[Stored data entries]
——————

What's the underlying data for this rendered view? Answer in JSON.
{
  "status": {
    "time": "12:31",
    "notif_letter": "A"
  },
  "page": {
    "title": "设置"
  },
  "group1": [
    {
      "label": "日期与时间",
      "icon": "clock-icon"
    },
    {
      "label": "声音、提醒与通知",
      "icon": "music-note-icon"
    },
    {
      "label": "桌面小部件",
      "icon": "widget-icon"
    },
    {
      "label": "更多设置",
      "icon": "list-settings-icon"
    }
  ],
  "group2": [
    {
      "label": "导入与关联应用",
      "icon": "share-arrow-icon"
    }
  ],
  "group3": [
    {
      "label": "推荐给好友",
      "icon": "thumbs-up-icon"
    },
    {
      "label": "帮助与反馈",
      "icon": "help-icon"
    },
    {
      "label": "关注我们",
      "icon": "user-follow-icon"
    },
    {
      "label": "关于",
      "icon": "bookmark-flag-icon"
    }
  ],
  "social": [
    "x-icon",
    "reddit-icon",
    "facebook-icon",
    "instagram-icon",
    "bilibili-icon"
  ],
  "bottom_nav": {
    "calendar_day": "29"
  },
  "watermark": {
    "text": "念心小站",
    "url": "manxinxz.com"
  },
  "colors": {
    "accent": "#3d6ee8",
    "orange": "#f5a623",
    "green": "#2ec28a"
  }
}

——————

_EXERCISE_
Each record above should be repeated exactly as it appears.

_RESPONSE AREA_
What's the underlying data for this rendered view? Answer in JSON.
{
  "status": {
    "time": "12:31",
    "notif_letter": "A"
  },
  "page": {
    "title": "设置"
  },
  "group1": [
    {
      "label": "日期与时间",
      "icon": "clock-icon"
    },
    {
      "label": "声音、提醒与通知",
      "icon": "music-note-icon"
    },
    {
      "label": "桌面小部件",
      "icon": "widget-icon"
    },
    {
      "label": "更多设置",
      "icon": "list-settings-icon"
    }
  ],
  "group2": [
    {
      "label": "导入与关联应用",
      "icon": "share-arrow-icon"
    }
  ],
  "group3": [
    {
      "label": "推荐给好友",
      "icon": "thumbs-up-icon"
    },
    {
      "label": "帮助与反馈",
      "icon": "help-icon"
    },
    {
      "label": "关注我们",
      "icon": "user-follow-icon"
    },
    {
      "label": "关于",
      "icon": "bookmark-flag-icon"
    }
  ],
  "social": [
    "x-icon",
    "reddit-icon",
    "facebook-icon",
    "instagram-icon",
    "bilibili-icon"
  ],
  "bottom_nav": {
    "calendar_day": "29"
  },
  "watermark": {
    "text": "念心小站",
    "url": "manxinxz.com"
  },
  "colors": {
    "accent": "#3d6ee8",
    "orange": "#f5a623",
    "green": "#2ec28a"
  }
}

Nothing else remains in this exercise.